Want some evidence that this is even possible? Take a look at Uber’s sudden emergence in the taxi industry, or AirBnB’s revolutionary mark on international accommodation.
If the thought of taking your niche by storm sounds too idealistic and unrealistic, remember that transformation isn’t even necessary to make you stand out from the competition. Simply filling your marketplace with exclusive tours and better products is a great way to get noticed for the right reasons.
So what exactly does that mean? Well, when you think about it, the actual marketplace is seen by many travel startups as simply a conduit. It's the platform through which your sales are received and your sellers' products are advertised. Not a minor part, obviously, buy a vehicle, a means to an end. What you need to do is go one step further. You need to build a marketplace that works for you.
You can do this by ensuring that the entire thing is fully SEO-optimized, that a community of locals and travellers drive constant traffic through your site, and that you build something that brings added value to you, your buyers and your sellers.
Many of the established marketplaces in the travel industry generate sales and traffic purely through size, through dominating search engine results. We've built a software package that helps you shout just as loud with nowhere near as much intensive effort required. That's what we do, by the way. You can check out our software offering and get in touch if it sounds like something you'd be interested in.
Again, this is another tip that's easier said than done. The travel industry is hardly famed for high levels of customer loyalty. But that doesn't mean that people won't regularly visit your marketplace if the content is good enough or return if they have a positive experience with you.
Clearly the first steps are to create great products, build as smooth a purchasing process as possible, and continue to offer great customer service right the way through booking to departure to return.
But subsidiary actions can be just as influential in the long run. Social media engagement and building a thriving, engaged community should also be top of your list of priorities.
Keep the relationship going with your customers long after they return from their trip. Offer them bespoke deals, get their feedback on the experience and learn from it, encourage them to share their experience with friends and family.
Services such as Hootsuite are great for managing and measuring social media campaigns, so make sure you take advantage of the latest in analytics and learn more about your potential customers and their desires. And when dealing with customers, build a dedicated team to handle those interactions. One thing that you will always have over the industry giants is the ability to offer a personal, memorable (for the right reasons) customer service.
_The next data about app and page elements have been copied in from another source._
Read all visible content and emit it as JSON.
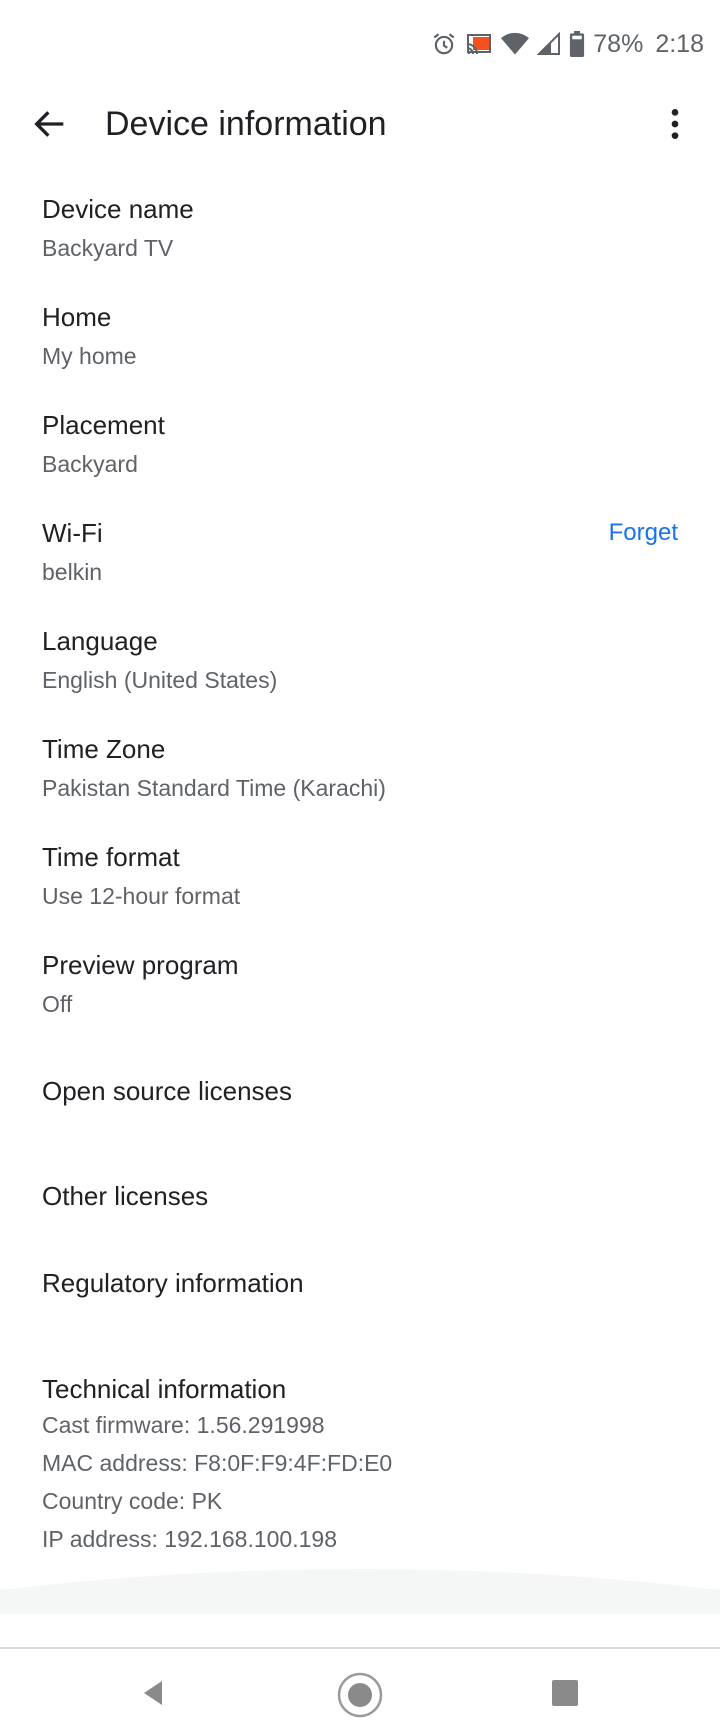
{
  "status_bar": {
    "icons": [
      "alarm-icon",
      "cast-icon",
      "wifi-icon",
      "cellular-signal-icon",
      "battery-icon"
    ],
    "battery": "78%",
    "time": "2:18",
    "cast_color": "#f4511e"
  },
  "app_bar": {
    "title": "Device information",
    "back_icon": "arrow-back-icon",
    "menu_icon": "more-vert-icon"
  },
  "settings": [
    {
      "title": "Device name",
      "value": "Backyard TV"
    },
    {
      "title": "Home",
      "value": "My home"
    },
    {
      "title": "Placement",
      "value": "Backyard"
    },
    {
      "title": "Wi-Fi",
      "value": "belkin",
      "action": "Forget"
    },
    {
      "title": "Language",
      "value": "English (United States)"
    },
    {
      "title": "Time Zone",
      "value": "Pakistan Standard Time (Karachi)"
    },
    {
      "title": "Time format",
      "value": "Use 12-hour format"
    },
    {
      "title": "Preview program",
      "value": "Off"
    }
  ],
  "links": [
    {
      "title": "Open source licenses"
    },
    {
      "title": "Other licenses"
    },
    {
      "title": "Regulatory information"
    }
  ],
  "technical": {
    "title": "Technical information",
    "lines": [
      "Cast firmware: 1.56.291998",
      "MAC address: F8:0F:F9:4F:FD:E0",
      "Country code: PK",
      "IP address: 192.168.100.198"
    ]
  },
  "colors": {
    "accent": "#1a73e8",
    "primary_text": "#202124",
    "secondary_text": "#5f6368"
  },
  "nav_bar": {
    "buttons": [
      "nav-back-icon",
      "nav-home-icon",
      "nav-recents-icon"
    ]
  }
}
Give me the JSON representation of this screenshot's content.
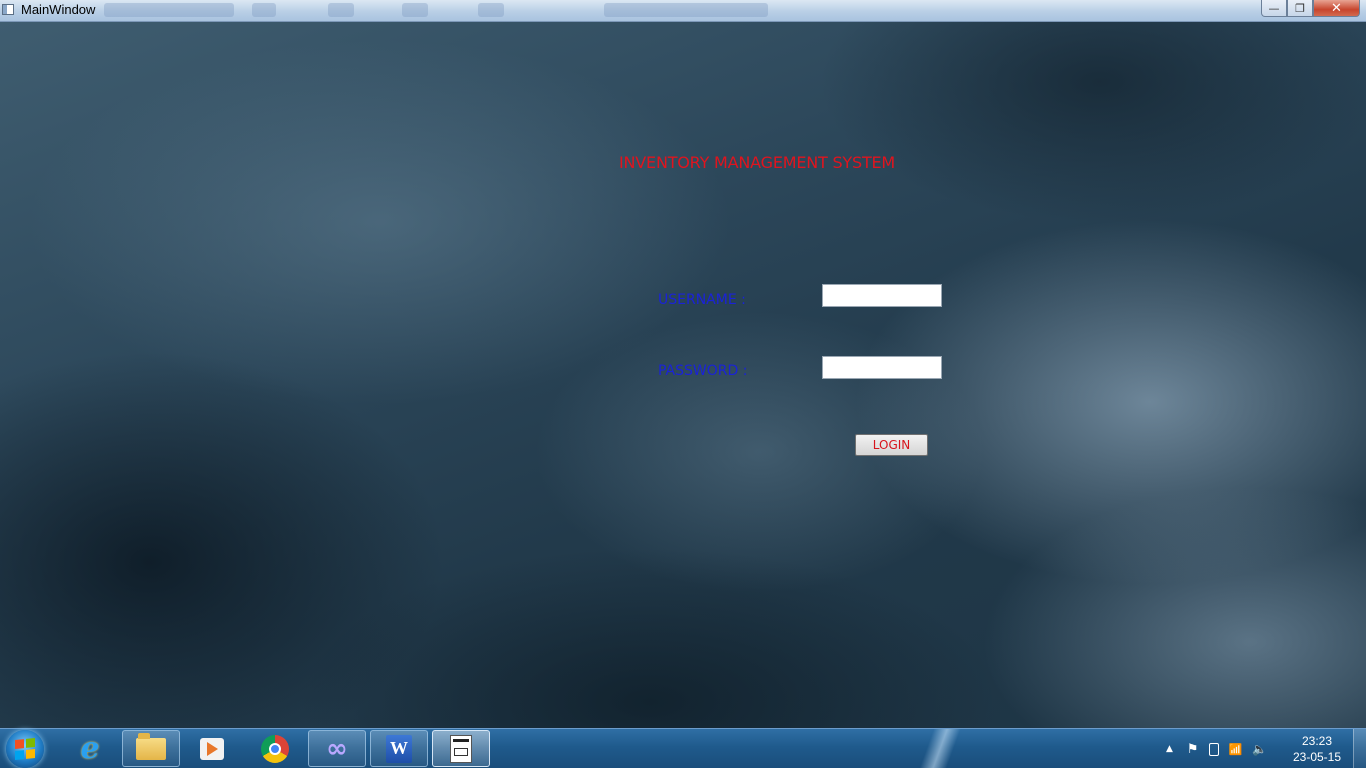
{
  "window": {
    "title": "MainWindow",
    "minimize_label": "—",
    "maximize_label": "❐",
    "close_label": "✕"
  },
  "main": {
    "app_title": "INVENTORY MANAGEMENT SYSTEM",
    "username_label": "USERNAME  :",
    "username_value": "",
    "password_label": "PASSWORD  :",
    "password_value": "",
    "login_label": "LOGIN",
    "colors": {
      "title": "#e0141e",
      "labels": "#1a22d8",
      "button_text": "#d8141c"
    }
  },
  "taskbar": {
    "items": [
      {
        "icon": "internet-explorer-icon",
        "glyph": "e"
      },
      {
        "icon": "windows-explorer-icon"
      },
      {
        "icon": "media-player-icon"
      },
      {
        "icon": "chrome-icon"
      },
      {
        "icon": "visual-studio-icon",
        "glyph": "∞"
      },
      {
        "icon": "word-icon",
        "glyph": "W"
      },
      {
        "icon": "application-window-icon"
      }
    ],
    "tray": {
      "show_hidden_glyph": "▲",
      "flag_glyph": "⚑",
      "network_glyph": "📶",
      "volume_glyph": "🔈"
    },
    "clock": {
      "time": "23:23",
      "date": "23-05-15"
    }
  }
}
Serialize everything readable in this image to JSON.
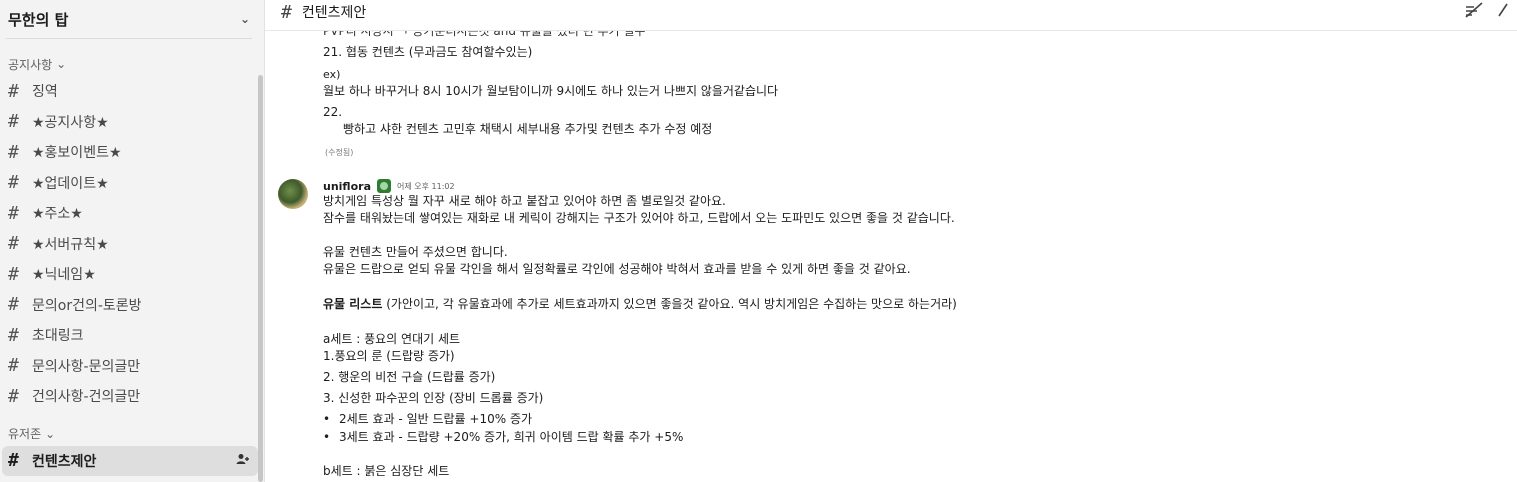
{
  "workspace": {
    "name": "무한의 탑"
  },
  "sidebar": {
    "section1": "공지사항",
    "channels": [
      "징역",
      "★공지사항★",
      "★홍보이벤트★",
      "★업데이트★",
      "★주소★",
      "★서버규칙★",
      "★닉네임★",
      "문의or건의-토론방",
      "초대링크",
      "문의사항-문의글만",
      "건의사항-건의글만"
    ],
    "section2": "유저존",
    "active_channel": "컨텐츠제안"
  },
  "header": {
    "channel": "컨텐츠제안"
  },
  "prev_message": {
    "cut_line": "PVP디 시상시 ㄱ 공기준더시는것 and 뉴물을 쳤더 던 추기 필수",
    "l1": "21. 협동 컨텐츠 (무과금도 참여할수있는)",
    "l2": "ex)",
    "l3": "월보 하나 바꾸거나 8시 10시가 월보탐이니까 9시에도 하나 있는거 나쁘지 않을거같습니다",
    "l4": "22.",
    "l5": "빵하고 샤한 컨텐츠 고민후 채택시  세부내용 추가및 컨텐츠 추가 수정 예정",
    "edited": "(수정됨)"
  },
  "message": {
    "author": "uniflora",
    "time": "어제 오후 11:02",
    "lines": [
      "방치게임 특성상 뭘 자꾸 새로 해야 하고 붙잡고 있어야 하면 좀 별로일것 같아요.",
      "잠수를 태워놨는데 쌓여있는 재화로 내 케릭이 강해지는 구조가 있어야 하고, 드랍에서 오는 도파민도 있으면 좋을 것 같습니다.",
      "유물 컨텐츠 만들어 주셨으면 합니다.",
      "유물은 드랍으로 얻되 유물 각인을 해서 일정확률로 각인에 성공해야 박혀서  효과를 받을 수 있게 하면 좋을 것 같아요.",
      "(가안이고, 각 유물효과에 추가로 세트효과까지 있으면 좋을것 같아요. 역시 방치게임은 수집하는 맛으로 하는거라)",
      "a세트 : 풍요의 연대기 세트",
      "1.풍요의 룬 (드랍량 증가)",
      "2. 행운의 비전 구슬 (드랍률 증가)",
      "3. 신성한 파수꾼의 인장 (장비 드롭률 증가)",
      "b세트 : 붉은 심장단 세트"
    ],
    "bold_label": "유물 리스트",
    "bullets": [
      "2세트 효과 - 일반 드랍률 +10% 증가",
      "3세트 효과 - 드랍량 +20% 증가, 희귀 아이템 드랍 확률 추가 +5%"
    ]
  }
}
Let's get this out of the way: If your travel marketplace doesn't have a mobile strategy, you're going nowhere fast. The majority of research and plenty of bookings and transactions now take place on mobile devices, so your software needs to be able to accommodate that. This is especially the case in emerging markets.
Some quick stats for you: 88 percent of people agree that having a mobile device with real-time information makes them more spontaneous with shopping. 63 percent of people are expecting to do more shopping via mobile over the next few years. So what does it all add up to? Well, if your marketplace isn't delivering a smooth, stress-free experience via mobile, you're going to miss out on sales.
So that's all for this week. Hopefully there a few tips that you can take forward as you build a travel industry marketplace.